As though overcoming the challenges raised by the false prophet of election mistrust isn’t enough, the primaries also will be the first voting conducted under new rules included in election reforms passed last year by a Republican-controlled legislature, which in turn were based on distrust stemming from intentionally inaccurate information.
The election reform has made it harder for absentee ballots to be cast, a major point of contention in the 2020 voting process. The timeframe for casting absentee ballots has been shortened as well, and the number of “drop boxes” around the state dramatically reduced. Amazing the number of people who think a drop box under direct control of a local election office is somehow less secure than is a piece of mail handled dozens of times at different locations before ever finding its way to the counting room.
Meanwhile, on the other side of the political aisle, are the numerous complaints by voting rights organizations, typically aligned with the Democratic Party, which allege that reforms and changes in the process unfairly target minority voters, and the process needs to make it easier for more people to vote and with fewer roadblocks, such as providing an ID to prove they are a bona fide voter.
Litigation on that issue continues even as we prepare to vote again.
Does anyone really believe that by this time next week there aren’t going to be challenges to the outcome of one or more races on Tuesday’s ballot, or that some local election office isn’t going to be under fire for the way it conducted the primary election?
So, what can you as a potential voter do to reduce the likelihood of Election Day problems?
Be prepared. Make sure you are at the right precinct, as your voting place may have changed since last time.
Know the candidates on the ballot. Know which districts you are supposed to vote in, since election districts have been redrawn this year.
Know how the voting machines work. Follow the rules about not campaigning at the polling places or wearing clothing in support of candidates. Don’t create unnecessary friction in the voting process that might give someone reason to challenge the outcomes once the votes are cast.

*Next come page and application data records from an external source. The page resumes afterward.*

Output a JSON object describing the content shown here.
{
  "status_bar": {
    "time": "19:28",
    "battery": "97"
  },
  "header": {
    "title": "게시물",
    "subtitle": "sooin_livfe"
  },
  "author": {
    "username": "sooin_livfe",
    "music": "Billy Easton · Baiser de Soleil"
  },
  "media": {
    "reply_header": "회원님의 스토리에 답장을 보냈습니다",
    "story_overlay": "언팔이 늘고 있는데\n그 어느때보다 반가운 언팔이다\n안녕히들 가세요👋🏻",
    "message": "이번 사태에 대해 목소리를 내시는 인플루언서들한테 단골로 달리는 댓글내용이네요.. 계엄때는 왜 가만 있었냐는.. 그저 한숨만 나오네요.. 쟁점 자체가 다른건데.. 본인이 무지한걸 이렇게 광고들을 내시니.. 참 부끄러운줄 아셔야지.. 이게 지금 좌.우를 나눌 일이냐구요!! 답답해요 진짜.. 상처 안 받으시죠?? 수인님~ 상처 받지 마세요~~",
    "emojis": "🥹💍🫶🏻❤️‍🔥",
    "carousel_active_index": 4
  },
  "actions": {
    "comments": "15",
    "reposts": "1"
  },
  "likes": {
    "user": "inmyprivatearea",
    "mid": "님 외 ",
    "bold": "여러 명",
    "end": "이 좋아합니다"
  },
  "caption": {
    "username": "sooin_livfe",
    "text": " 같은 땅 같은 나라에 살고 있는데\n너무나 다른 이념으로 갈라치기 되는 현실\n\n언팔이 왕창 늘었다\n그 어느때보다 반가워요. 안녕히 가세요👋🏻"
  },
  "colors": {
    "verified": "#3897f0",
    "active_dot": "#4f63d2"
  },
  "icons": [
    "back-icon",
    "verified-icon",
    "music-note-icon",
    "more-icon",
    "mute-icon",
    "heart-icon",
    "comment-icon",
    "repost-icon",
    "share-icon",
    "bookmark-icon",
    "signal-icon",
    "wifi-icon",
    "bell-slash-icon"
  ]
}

Georgians on Tuesday will decide who moves forward as nominees for the general election, or at least advances to potential runoffs. Thousands of votes already have been cast in the early election period, but Tuesday’s primary is the first true trip to the polls since the COVID pandemic has eased slightly, and crowds are expected, as was once the norm on Election Day.
At this point, we’re less concerned with winners and losers than with seeing a smooth election that doesn’t provide fodder for litigation and unsupported claims of malfeasance, in the hope that the whirlwind of controversy that has swirled around voting in the state for two years now can begin to die down.
Lacking a smooth election next week, it’s hard to imagine what might transpire before November’s ballots are cast.